There’s a distinct vibe here. One that causes you to close your eyes and let the music just wash over you. Slowly bobbing your head until it just rolls in lazy, dotted half note style, three hundred and sixty degree circles. It’s encapsulating. Addictive. The type of music that you attempt to crawl inside. Music so intriguing that you want more. Clawing at your own skin to try and get closer to the luscious liquid pouring forth from the speakers. Dead Register is absolutely intoxicating. So why not get drunk on their vibe?
Dark, moody, nuanced, gothic, etc. All words that can be thrown around when describing Dead Register’s sound. But over all that, what certainly stands out, is the vocal work of bassist M. Chvasta. While he may not knock your socks off with his range, his ability to land precisely on a note and then waiver, trill and descend into lachrymose melodies is on par with Paul Bank of Interpol or even Irene Barber of Dust Moth. The atmospheric, mostly tenor, tonality of his voice is clear, lush and engulfing.
Originally released on CD and digital formats back in May 2016, Fiber has largely swam under the radar, which is almost criminal for a band of this level of talent and intrigue. Tracks like “Drawing Down” show a band adept at atmosphere through the work of Avril Che (who just so happens to be the other half of M. Chvasta) who handles flourishes, bleeps and keyboard work across the album. More halting than their other tracks, “Drawing Down” also pays dividends in the release of tension and the ability to simply lull you into a false sense of security as layers upon layers of atmospheric touches and cyclical rhythms wash over your soul.

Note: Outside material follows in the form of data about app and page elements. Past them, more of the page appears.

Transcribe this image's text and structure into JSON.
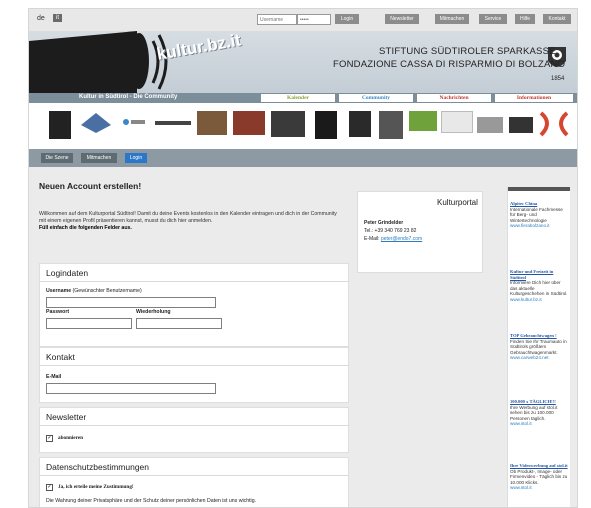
{
  "topbar": {
    "lang": "de",
    "lang_box": "it",
    "username_placeholder": "Username",
    "password_value": "•••••",
    "login": "Login",
    "menu": [
      "Newsletter",
      "Mitmachen",
      "Service",
      "Hilfe",
      "Kontakt"
    ]
  },
  "header": {
    "brand": "kultur.bz.it",
    "bank_line1": "STIFTUNG SÜDTIROLER SPARKASSE",
    "bank_line2": "FONDAZIONE CASSA DI RISPARMIO DI BOLZANO",
    "bank_year": "1854"
  },
  "nav": {
    "community_label": "Kultur in Südtirol - Die Community",
    "tabs": [
      "Kalender",
      "Community",
      "Nachrichten",
      "Informationen"
    ]
  },
  "subnav": [
    "Die Szene",
    "Mitmachen",
    "Login"
  ],
  "main": {
    "title": "Neuen Account erstellen!",
    "intro": "Willkommen auf dem Kulturportal Südtirol! Damit du deine Events kostenlos in den Kalender eintragen und dich in der Community mit einem eigenen Profil präsentieren kannst, musst du dich hier anmelden.",
    "intro_bold": "Füll einfach die folgenden Felder aus.",
    "login_section": {
      "title": "Logindaten",
      "username_label": "Username",
      "username_hint": "(Gewünschter Benutzername)",
      "password_label": "Passwort",
      "repeat_label": "Wiederholung"
    },
    "contact_section": {
      "title": "Kontakt",
      "email_label": "E-Mail"
    },
    "newsletter_section": {
      "title": "Newsletter",
      "checkbox_label": "abonnieren"
    },
    "privacy_section": {
      "title": "Datenschutzbestimmungen",
      "checkbox_label": "Ja, ich erteile meine Zustimmung!",
      "text": "Die Wahrung deiner Privatsphäre und der Schutz deiner persönlichen Daten ist uns wichtig."
    }
  },
  "sidebox": {
    "title": "Kulturportal",
    "name": "Peter Grindelder",
    "phone": "Tel.: +39 340 769 23 82",
    "email_label": "E-Mail:",
    "email": "peter@endo7.com"
  },
  "ads": [
    {
      "title": "Alpitec China",
      "body": "Internationale Fachmesse für Berg- und Wintertechnologie",
      "url": "www.fierabolzano.it"
    },
    {
      "title": "Kultur und Freizeit in Südtirol",
      "body": "Informiere Dich hier über das aktuelle Kulturgeschehen in Südtirol.",
      "url": "www.kultur.bz.it"
    },
    {
      "title": "TOP Gebrauchtwagen !",
      "body": "Finden Sie Ihr Traumauto in Südtirols größtem Gebrauchtwagenmarkt.",
      "url": "www.carweb24.net"
    },
    {
      "title": "100.000 x TÄGLICH!!!",
      "body": "Ihre Werbung auf stol.it sehen bis zu 100.000 Personen täglich.",
      "url": "www.stol.it"
    },
    {
      "title": "Ihre Videowerbung auf stol.it",
      "body": "Ob Produkt-, Image- oder Firmenvideo - Täglich bis zu 10.000 Klicks.",
      "url": "www.stol.it"
    }
  ],
  "colors": {
    "accent_blue": "#2b78c8",
    "nav_grey": "#7d8e9b",
    "tab_kalender": "#8ba236",
    "tab_community": "#3a87c7",
    "tab_nachrichten": "#c0392b",
    "tab_info": "#c0392b"
  }
}
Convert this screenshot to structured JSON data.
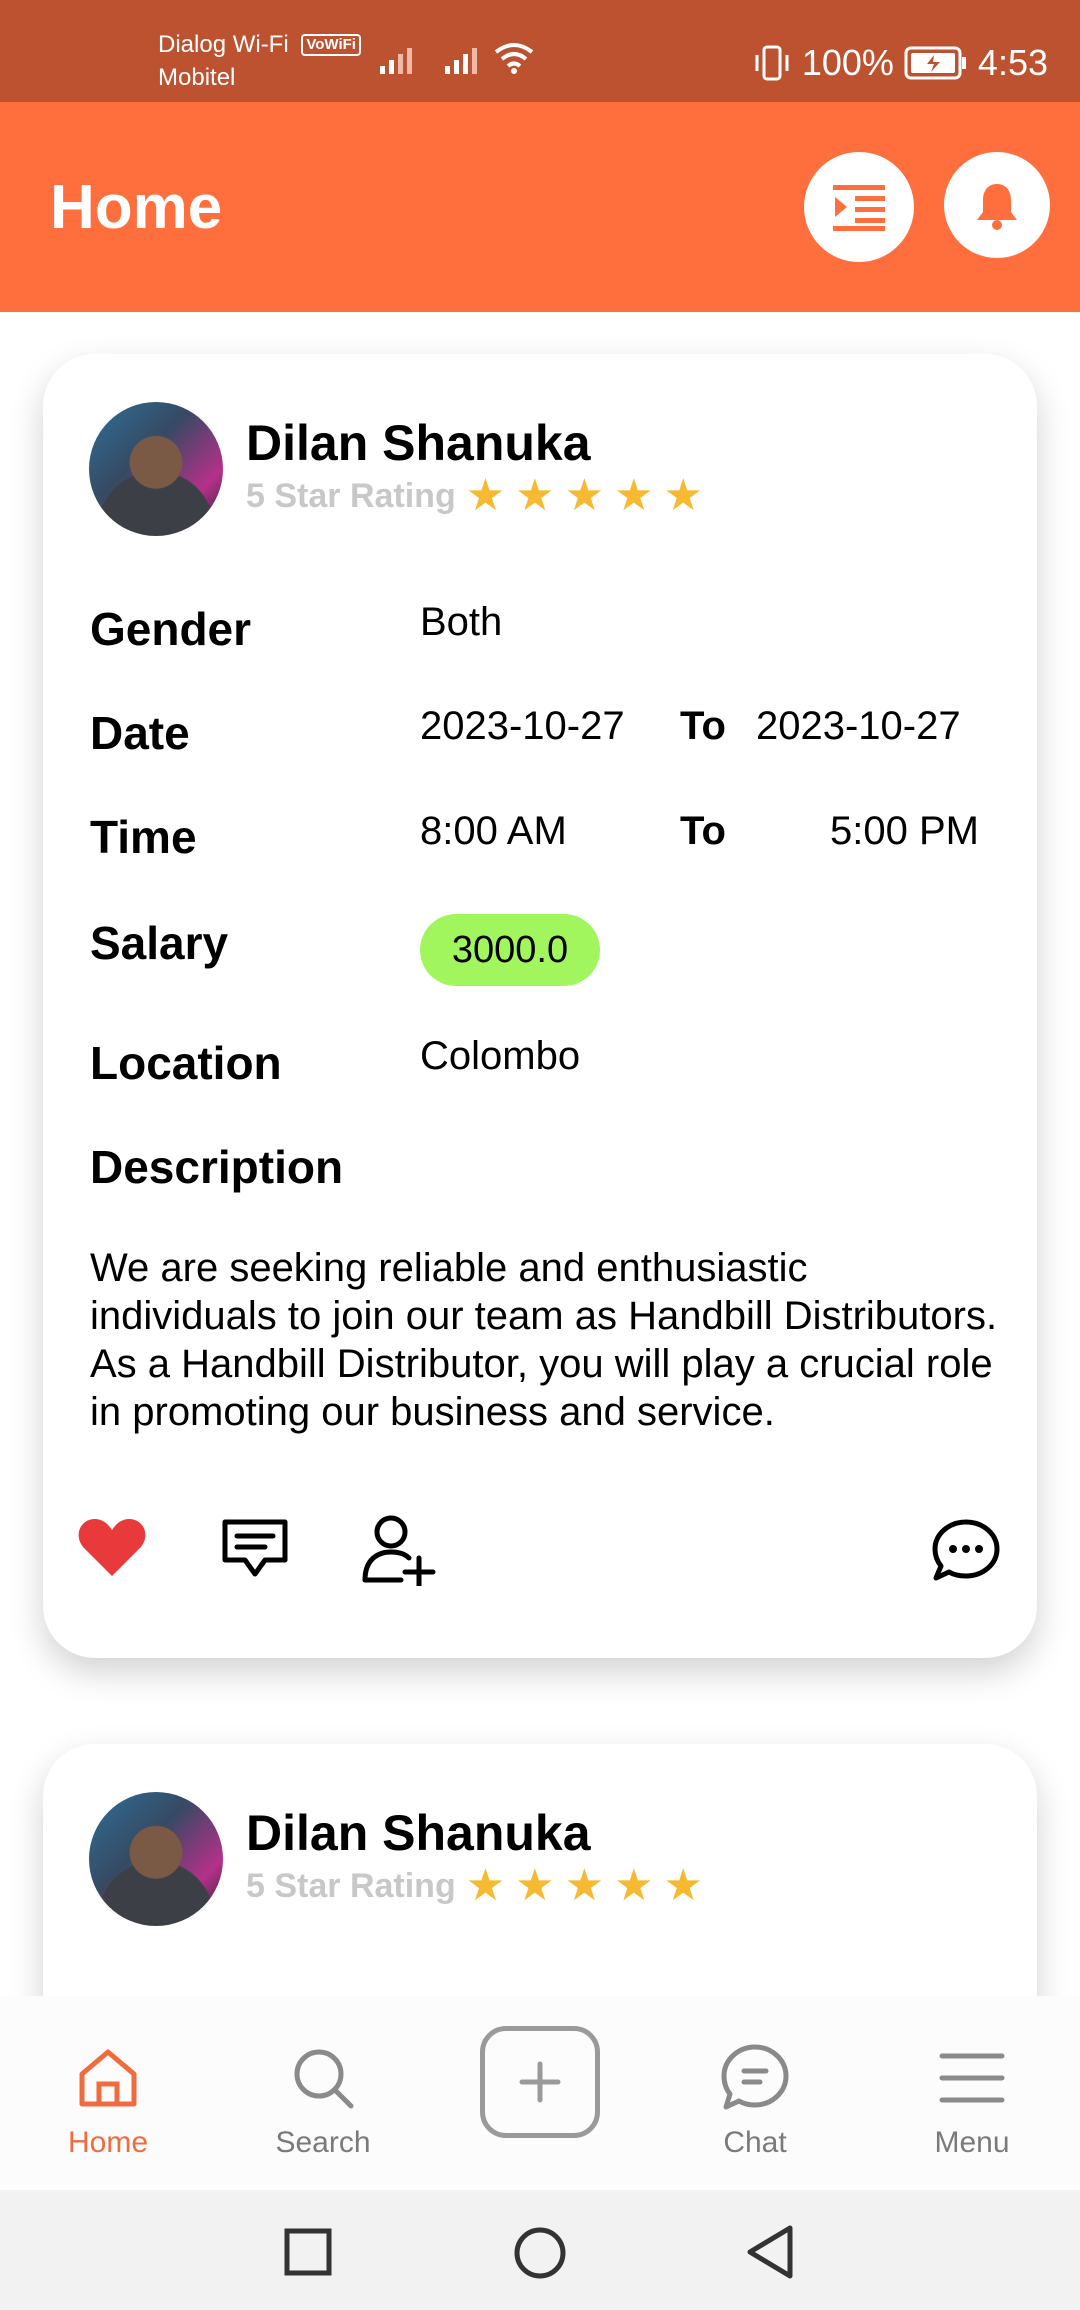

Alternately, ”Entwined” is a composition built on crescendos. Always increasing the tension supported by danceable yet dark rhythms. The open is a swirl of harmonies and staccato rhythms, giving way to the more ocean-like vastness of their standard compositional format. Almost impossible to tell where instruments end and humans begin, the track gyrates on and upward pouring out of a murky fog with unabashed sex appeal.
As the album rolls leisurely to its inevitable conclusion, “Incendiary” shows the most thrilling vocal performance on the album. It’s here that M. Chvasta opens up the higher end of his vocal range and belts our sorrowful, bleating tones that will eventually be harmonized by the soft talent of Avril Che. Further, “Incendiary” has some of the more churning guitar patterns played over open cymbals and thunderous snare/tom hits. It may be a subtle change in the vibe, maybe a polka dot on the pattern of Dead Register, but it’s a truly melancholy experience.
Fiber is something of an opioid. Releasing all your pain and slowly lulling you into the submission of complete relaxation and utter sublime pleasure. Like shooting heroin into the veins underneath your fingernails, Dead Register invites you inside, strips your clothes off and lays you down upon their leather couch. The music is, in that way, therapeutic. It’s not to suggest that you don’t want a glass of red wine while listening, that can certainly enhance the experience, but Fiber is something special, something akin to the drug of life. An exciting and blanketing experience that will leave you clicking the “repeat” button on your player and nodding off to their dulcet vibe.